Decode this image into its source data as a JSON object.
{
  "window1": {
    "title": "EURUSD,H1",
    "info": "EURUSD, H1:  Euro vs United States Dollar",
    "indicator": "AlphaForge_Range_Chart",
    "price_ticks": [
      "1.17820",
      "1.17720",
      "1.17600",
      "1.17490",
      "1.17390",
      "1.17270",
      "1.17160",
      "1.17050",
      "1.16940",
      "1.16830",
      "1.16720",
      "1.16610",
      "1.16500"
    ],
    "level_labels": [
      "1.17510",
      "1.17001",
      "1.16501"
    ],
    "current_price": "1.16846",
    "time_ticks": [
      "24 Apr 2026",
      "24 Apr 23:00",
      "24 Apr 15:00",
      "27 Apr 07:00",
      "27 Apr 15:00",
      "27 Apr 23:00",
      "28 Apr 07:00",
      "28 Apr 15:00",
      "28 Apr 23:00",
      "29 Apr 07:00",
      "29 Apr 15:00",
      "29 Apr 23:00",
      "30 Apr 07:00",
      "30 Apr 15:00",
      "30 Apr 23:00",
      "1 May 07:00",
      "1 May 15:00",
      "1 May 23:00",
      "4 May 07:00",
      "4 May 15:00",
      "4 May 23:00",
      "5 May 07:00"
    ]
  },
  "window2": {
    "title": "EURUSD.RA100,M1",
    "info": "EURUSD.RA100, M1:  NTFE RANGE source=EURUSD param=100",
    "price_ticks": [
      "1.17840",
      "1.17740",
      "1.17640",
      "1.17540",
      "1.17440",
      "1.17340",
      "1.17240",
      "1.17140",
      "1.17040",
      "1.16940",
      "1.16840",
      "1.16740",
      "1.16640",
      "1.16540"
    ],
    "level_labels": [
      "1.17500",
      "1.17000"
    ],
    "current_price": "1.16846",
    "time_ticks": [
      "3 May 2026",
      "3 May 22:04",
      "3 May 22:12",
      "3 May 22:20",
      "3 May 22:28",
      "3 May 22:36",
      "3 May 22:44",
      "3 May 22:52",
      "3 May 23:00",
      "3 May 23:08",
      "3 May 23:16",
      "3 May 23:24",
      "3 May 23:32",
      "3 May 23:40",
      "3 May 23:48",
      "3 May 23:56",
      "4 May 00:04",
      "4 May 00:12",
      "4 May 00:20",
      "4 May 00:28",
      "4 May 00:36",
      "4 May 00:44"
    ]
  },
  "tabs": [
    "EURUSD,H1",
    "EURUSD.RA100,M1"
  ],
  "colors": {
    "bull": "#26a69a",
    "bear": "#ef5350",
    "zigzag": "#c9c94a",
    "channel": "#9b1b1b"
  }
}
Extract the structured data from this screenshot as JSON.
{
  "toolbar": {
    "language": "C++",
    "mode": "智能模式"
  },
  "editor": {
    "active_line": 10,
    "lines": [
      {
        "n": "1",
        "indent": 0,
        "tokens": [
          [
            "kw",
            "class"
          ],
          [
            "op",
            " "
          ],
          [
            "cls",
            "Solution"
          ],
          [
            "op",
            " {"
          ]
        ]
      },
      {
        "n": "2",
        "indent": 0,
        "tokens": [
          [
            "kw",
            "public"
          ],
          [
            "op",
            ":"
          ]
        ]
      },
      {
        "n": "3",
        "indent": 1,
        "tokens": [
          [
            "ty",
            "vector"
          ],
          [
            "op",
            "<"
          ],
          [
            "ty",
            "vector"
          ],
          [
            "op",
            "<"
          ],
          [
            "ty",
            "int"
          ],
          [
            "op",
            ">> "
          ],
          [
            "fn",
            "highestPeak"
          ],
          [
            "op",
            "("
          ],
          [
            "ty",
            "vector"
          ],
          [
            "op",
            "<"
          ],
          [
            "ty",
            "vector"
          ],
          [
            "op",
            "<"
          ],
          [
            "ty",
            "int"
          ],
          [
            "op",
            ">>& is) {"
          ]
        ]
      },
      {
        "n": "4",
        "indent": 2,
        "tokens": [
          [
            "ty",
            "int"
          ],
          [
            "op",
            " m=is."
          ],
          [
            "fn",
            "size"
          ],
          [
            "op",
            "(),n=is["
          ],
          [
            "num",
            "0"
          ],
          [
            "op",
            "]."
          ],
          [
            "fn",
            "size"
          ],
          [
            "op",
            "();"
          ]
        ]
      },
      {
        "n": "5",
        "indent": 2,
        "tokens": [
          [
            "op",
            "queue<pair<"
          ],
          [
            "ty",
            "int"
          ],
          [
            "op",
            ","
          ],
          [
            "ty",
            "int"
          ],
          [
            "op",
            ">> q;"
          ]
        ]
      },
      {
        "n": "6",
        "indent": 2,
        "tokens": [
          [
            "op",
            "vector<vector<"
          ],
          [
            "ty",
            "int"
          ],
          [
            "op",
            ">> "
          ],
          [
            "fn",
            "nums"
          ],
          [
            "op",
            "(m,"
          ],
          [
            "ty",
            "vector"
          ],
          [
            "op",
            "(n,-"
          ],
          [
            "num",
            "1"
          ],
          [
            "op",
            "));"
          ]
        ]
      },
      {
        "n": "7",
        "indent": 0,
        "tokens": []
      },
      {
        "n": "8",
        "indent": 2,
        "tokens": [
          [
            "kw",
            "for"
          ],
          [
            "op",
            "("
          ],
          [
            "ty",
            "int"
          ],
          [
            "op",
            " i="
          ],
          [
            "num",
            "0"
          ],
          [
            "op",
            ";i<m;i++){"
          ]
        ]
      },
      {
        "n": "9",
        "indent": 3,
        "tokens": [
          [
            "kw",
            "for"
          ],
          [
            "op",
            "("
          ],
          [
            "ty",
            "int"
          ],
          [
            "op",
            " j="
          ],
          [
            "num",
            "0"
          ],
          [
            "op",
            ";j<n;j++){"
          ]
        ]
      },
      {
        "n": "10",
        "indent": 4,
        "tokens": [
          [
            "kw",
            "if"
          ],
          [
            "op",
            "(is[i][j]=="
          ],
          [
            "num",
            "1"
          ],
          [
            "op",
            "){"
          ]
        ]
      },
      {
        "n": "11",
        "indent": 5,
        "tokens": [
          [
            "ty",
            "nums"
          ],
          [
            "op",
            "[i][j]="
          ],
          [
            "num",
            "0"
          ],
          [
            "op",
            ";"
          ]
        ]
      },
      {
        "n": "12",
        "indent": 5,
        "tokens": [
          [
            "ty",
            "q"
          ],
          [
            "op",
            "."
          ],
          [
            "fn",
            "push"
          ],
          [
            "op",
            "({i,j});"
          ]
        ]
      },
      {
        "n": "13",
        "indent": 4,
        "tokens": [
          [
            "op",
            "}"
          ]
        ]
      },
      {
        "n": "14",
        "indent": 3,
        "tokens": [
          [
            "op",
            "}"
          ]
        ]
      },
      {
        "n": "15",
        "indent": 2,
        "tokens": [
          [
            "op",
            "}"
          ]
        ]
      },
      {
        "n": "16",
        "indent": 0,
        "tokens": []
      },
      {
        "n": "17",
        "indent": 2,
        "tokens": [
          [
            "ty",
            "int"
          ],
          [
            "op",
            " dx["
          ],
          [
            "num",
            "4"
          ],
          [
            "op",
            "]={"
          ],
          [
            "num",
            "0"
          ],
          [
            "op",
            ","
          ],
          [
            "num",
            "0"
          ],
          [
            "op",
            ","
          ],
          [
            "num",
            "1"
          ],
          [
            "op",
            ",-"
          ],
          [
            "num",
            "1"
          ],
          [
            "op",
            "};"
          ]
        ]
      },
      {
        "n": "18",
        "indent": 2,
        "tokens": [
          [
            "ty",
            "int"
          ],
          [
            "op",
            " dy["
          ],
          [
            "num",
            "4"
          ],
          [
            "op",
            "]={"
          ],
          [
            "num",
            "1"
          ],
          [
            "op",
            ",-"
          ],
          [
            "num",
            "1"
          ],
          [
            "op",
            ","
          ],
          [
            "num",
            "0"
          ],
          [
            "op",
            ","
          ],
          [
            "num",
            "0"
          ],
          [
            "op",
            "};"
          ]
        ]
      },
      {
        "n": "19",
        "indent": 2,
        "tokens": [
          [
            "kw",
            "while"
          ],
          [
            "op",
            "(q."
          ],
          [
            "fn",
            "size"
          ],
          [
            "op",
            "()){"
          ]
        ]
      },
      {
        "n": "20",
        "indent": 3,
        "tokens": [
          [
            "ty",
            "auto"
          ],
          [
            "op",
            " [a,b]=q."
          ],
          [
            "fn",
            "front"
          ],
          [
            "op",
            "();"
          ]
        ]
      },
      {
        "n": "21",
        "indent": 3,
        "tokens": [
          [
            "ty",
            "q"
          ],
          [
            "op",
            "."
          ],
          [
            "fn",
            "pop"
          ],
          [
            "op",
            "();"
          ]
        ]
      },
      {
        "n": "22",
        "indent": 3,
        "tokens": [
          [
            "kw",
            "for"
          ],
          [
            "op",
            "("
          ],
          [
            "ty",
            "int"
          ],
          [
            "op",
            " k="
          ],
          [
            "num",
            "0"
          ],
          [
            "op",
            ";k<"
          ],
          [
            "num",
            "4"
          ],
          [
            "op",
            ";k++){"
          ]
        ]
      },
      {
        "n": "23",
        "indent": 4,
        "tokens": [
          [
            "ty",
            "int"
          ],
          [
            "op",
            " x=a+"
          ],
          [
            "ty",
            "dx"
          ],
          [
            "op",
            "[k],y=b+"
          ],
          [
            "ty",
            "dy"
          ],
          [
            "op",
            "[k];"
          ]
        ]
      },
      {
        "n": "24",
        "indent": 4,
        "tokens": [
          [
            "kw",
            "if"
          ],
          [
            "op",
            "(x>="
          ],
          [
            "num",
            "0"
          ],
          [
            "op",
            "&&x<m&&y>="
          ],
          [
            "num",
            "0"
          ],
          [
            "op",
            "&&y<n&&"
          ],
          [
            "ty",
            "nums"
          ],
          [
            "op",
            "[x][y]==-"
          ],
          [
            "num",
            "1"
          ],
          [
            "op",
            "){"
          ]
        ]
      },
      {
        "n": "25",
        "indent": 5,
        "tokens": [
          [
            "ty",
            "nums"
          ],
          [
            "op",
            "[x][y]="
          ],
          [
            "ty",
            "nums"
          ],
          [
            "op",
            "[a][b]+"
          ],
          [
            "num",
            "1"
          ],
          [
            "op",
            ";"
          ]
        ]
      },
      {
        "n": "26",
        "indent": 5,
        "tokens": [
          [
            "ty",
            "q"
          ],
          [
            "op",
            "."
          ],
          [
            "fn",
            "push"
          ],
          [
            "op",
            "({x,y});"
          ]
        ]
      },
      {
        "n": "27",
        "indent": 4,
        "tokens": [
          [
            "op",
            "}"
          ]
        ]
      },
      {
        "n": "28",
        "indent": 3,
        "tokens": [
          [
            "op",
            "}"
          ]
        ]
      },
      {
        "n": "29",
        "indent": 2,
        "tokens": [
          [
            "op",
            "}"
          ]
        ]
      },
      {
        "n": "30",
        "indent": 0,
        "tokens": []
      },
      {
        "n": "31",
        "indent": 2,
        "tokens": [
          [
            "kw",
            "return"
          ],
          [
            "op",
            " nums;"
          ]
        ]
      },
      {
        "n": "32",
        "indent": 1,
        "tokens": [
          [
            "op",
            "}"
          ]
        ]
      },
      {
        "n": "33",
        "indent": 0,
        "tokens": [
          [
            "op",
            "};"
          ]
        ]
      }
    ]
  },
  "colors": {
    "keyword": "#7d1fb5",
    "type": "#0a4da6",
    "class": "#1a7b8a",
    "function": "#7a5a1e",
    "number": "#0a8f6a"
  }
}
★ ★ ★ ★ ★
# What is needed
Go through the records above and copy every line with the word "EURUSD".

# Exercise answer
    "title": "EURUSD,H1",
    "info": "EURUSD, H1:  Euro vs United States Dollar",
    "title": "EURUSD.RA100,M1",
    "info": "EURUSD.RA100, M1:  NTFE RANGE source=EURUSD param=100",
    "EURUSD,H1",
    "EURUSD.RA100,M1"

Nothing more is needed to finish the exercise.